Anthony Tollin, whom you might associate more closely with another crusading avenger dressed in black, The Shadow, recently posted on social media, “65 years ago today, Walt Disney’s ZORRO (starring Guy Williams) premieres on ABC-TV on October 10th, 1957. My favorite TV series as a child, it remains the ONLY one that fully lives up to my childhood memories of it! Great scripts and direction, incredible cast and superb music composed by William Lava. The second unit director during the first season was the legendary stuntman Yakima Canutt.” Continue reading “With Further Ado #217: Chasing after Zorro 65 years later”

With Further Ado #218: Tex: In the Land of the Seminoles

With Further Ado #218: Tex: In the Land of the Seminoles

Although I’ve been a fan of westerns my whole life (comics, movies, TV shows, classic art and illustration) I was late to the party discovering Tex.  The character Tex Willer debuted in 1948 and has been published continuously ever since.

(I wrote about Tex last year in my With Further Ado column entitled “Jes’ Who is this Hombre Called Tex”?)

I just received the latest adventure. It’s called Tex: In the Land of the Seminoles.  This is a gorgeous, hefty hardcover written by Mauro Boselli with stunning black & white inked artwork by the insanely talented Michele Rubini.

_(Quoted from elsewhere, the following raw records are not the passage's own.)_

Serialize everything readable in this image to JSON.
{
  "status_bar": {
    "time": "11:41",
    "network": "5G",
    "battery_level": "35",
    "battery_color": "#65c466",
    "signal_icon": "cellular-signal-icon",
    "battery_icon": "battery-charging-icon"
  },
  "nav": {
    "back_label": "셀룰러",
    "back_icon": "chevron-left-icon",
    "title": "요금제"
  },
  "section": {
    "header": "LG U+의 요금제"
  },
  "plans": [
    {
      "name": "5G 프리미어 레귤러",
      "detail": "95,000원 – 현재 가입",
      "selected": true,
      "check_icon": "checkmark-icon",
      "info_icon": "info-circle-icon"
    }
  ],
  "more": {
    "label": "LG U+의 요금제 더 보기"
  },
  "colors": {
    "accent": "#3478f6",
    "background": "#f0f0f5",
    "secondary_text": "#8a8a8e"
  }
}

One of the great things about comic conventions is running into entrepreneurs and creators that you hadn’t planned on meeting.  I had the pleasure of meeting Rubini at San Diego Comic-Con. He was billed as Epicenter’s special guest from Italy. I found the only thing that could surpass his artistic talent was his overwhelming charm and generosity. Continue reading “With Further Ado #218: Tex: In the Land of the Seminoles”

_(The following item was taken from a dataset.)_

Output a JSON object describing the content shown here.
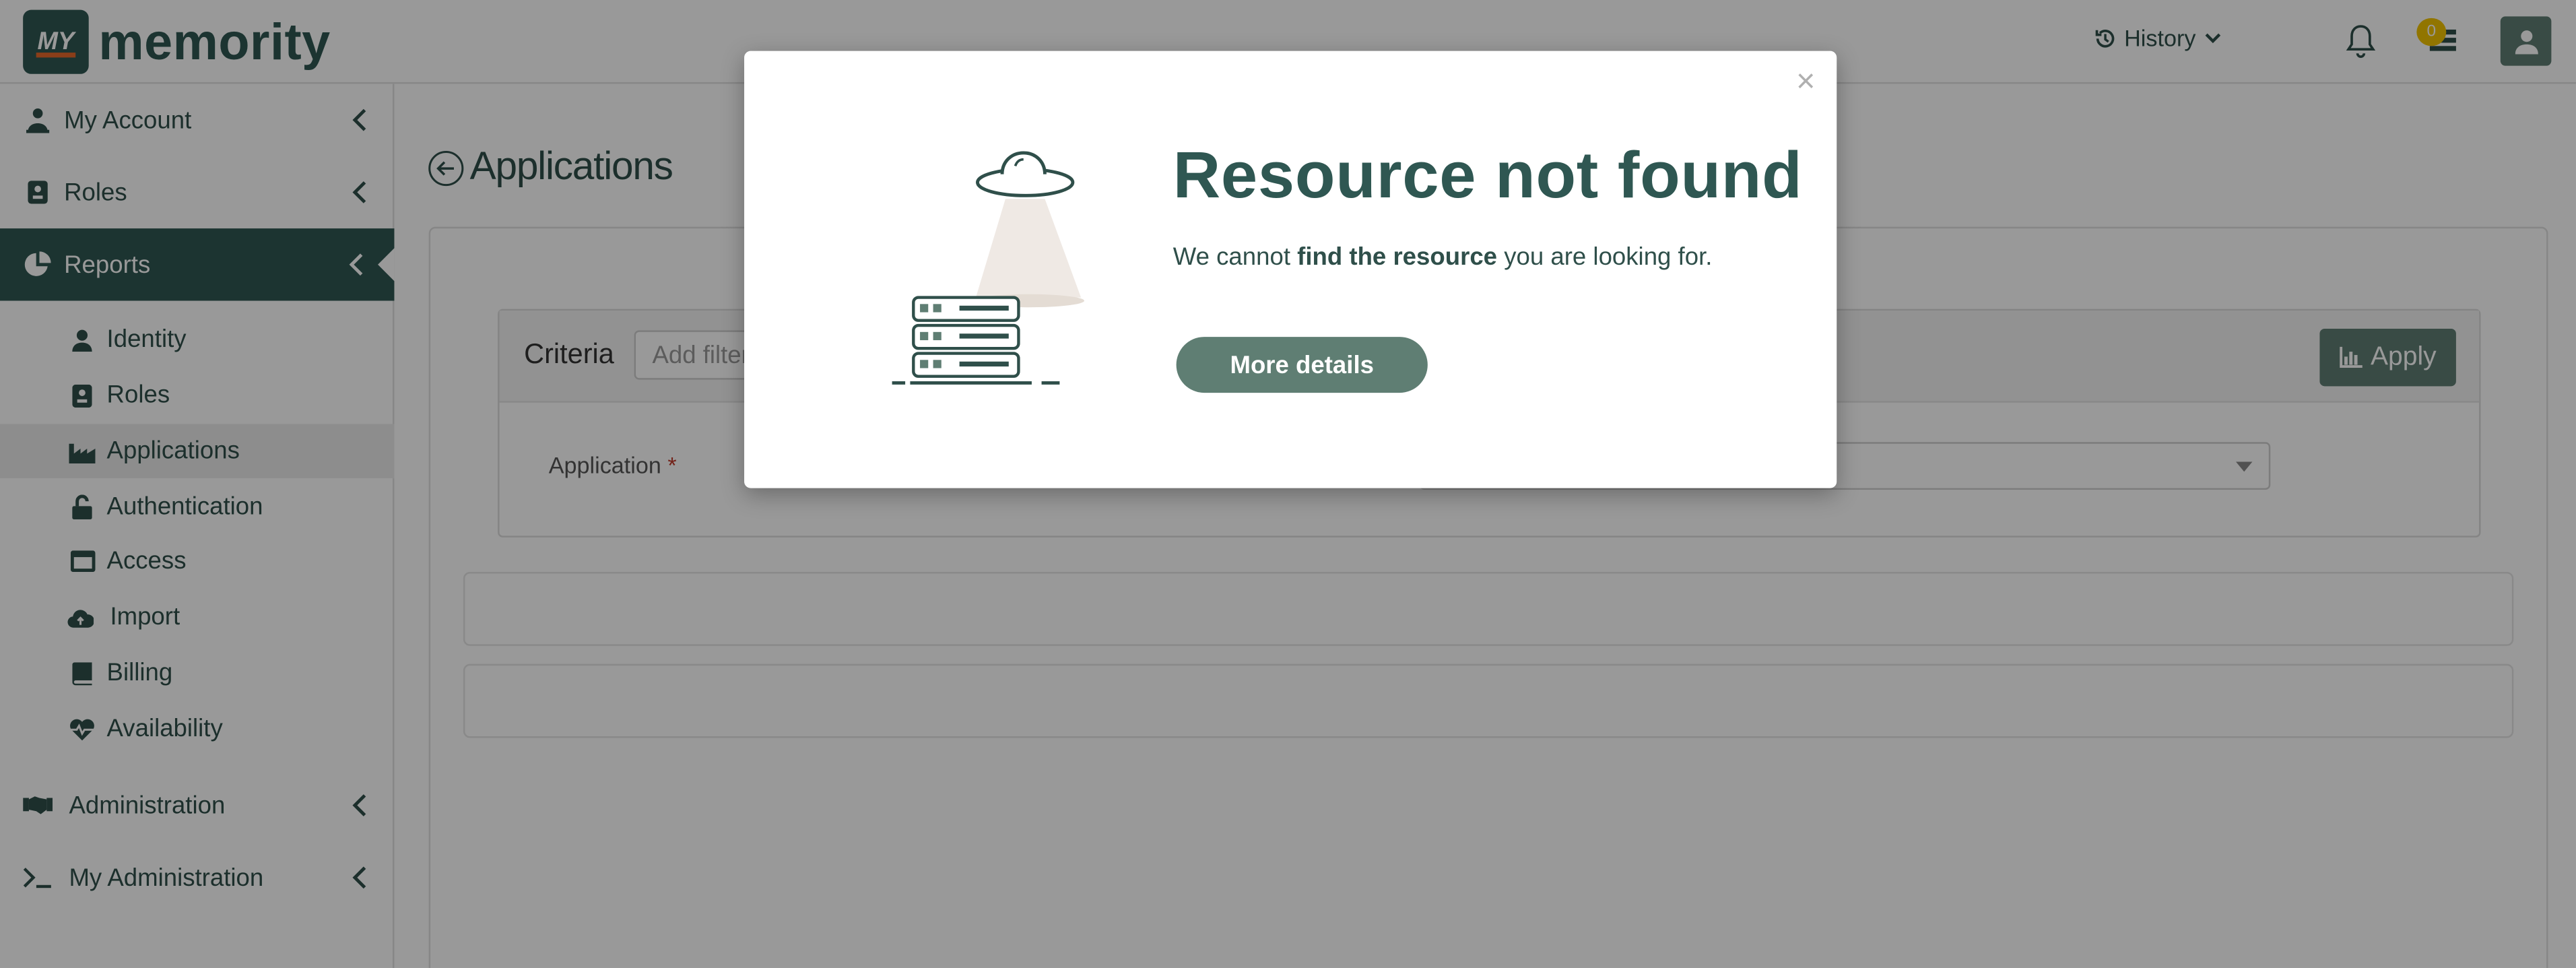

With Further Ado #217: TRIPWIRE Turns Thirty

With Further Ado #217: TRIPWIRE Turns Thirty

Those thirtieth birthdays come up fast. One minute you’re celebrating your first legal drink with friends. The next minute, you blink and you’re thirty. Where does the time go?  (Spoiler alert: it only gets worse, gang.)

But we all should remind ourselves how lucky we are to celebrate these milestone birthdays. And as fans, we’re ALL lucky that TRIPWIRE magazine is celebrating its 30th Birthday.

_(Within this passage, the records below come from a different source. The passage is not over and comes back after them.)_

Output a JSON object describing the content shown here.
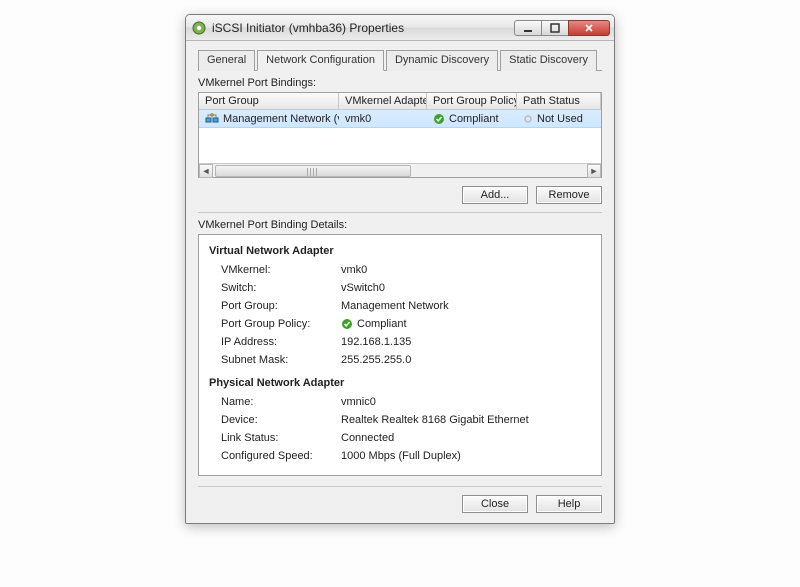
{
  "window": {
    "title": "iSCSI Initiator (vmhba36) Properties"
  },
  "tabs": {
    "general": "General",
    "network": "Network Configuration",
    "dynamic": "Dynamic Discovery",
    "static": "Static Discovery"
  },
  "bindings": {
    "label": "VMkernel Port Bindings:",
    "columns": {
      "port_group": "Port Group",
      "vmk_adapter": "VMkernel Adapter",
      "policy": "Port Group Policy",
      "path": "Path Status"
    },
    "rows": [
      {
        "port_group": "Management Network (v...",
        "vmk_adapter": "vmk0",
        "policy": "Compliant",
        "path": "Not Used"
      }
    ]
  },
  "buttons": {
    "add": "Add...",
    "remove": "Remove",
    "close": "Close",
    "help": "Help"
  },
  "details": {
    "label": "VMkernel Port Binding Details:",
    "virtual": {
      "title": "Virtual Network Adapter",
      "vmkernel_k": "VMkernel:",
      "vmkernel_v": "vmk0",
      "switch_k": "Switch:",
      "switch_v": "vSwitch0",
      "portgroup_k": "Port Group:",
      "portgroup_v": "Management Network",
      "policy_k": "Port Group Policy:",
      "policy_v": "Compliant",
      "ip_k": "IP Address:",
      "ip_v": "192.168.1.135",
      "mask_k": "Subnet Mask:",
      "mask_v": "255.255.255.0"
    },
    "physical": {
      "title": "Physical Network Adapter",
      "name_k": "Name:",
      "name_v": "vmnic0",
      "device_k": "Device:",
      "device_v": "Realtek Realtek 8168 Gigabit Ethernet",
      "link_k": "Link Status:",
      "link_v": "Connected",
      "speed_k": "Configured Speed:",
      "speed_v": "1000 Mbps (Full Duplex)"
    }
  }
}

Many talented folks have been involved in Tripwire over the years. It’s been a groundbreaking UK magazine that always seemed to really “know its stuff”. But for me it all comes back to enthusiastic passion of my friend, Joel Meadows. He has a vision, and like the very best (and the most creative) entrepreneurs, he found ways to make it happen.  Here’s the official backgrounder on TRIPWIRE for those who are less familiar with it:

From 1992 to 2011 (with a  short break between 2003 and 2007) TRIPWIRE published over fifty issues of our magazine that covered comics, film, TV, novels and related media. We interviewed everyone from Stan Lee to Mike Mignola, Alan Moore to Joss Whedon. In 2013 we decided to wrap up our physical publishing programme and switch to online/ digital. We produced a few digital editions but it got very hard to get readers to pay for content so we decided to have another rethink. This website is the result of that rethink.

Continue reading “With Further Ado #217: TRIPWIRE Turns Thirty”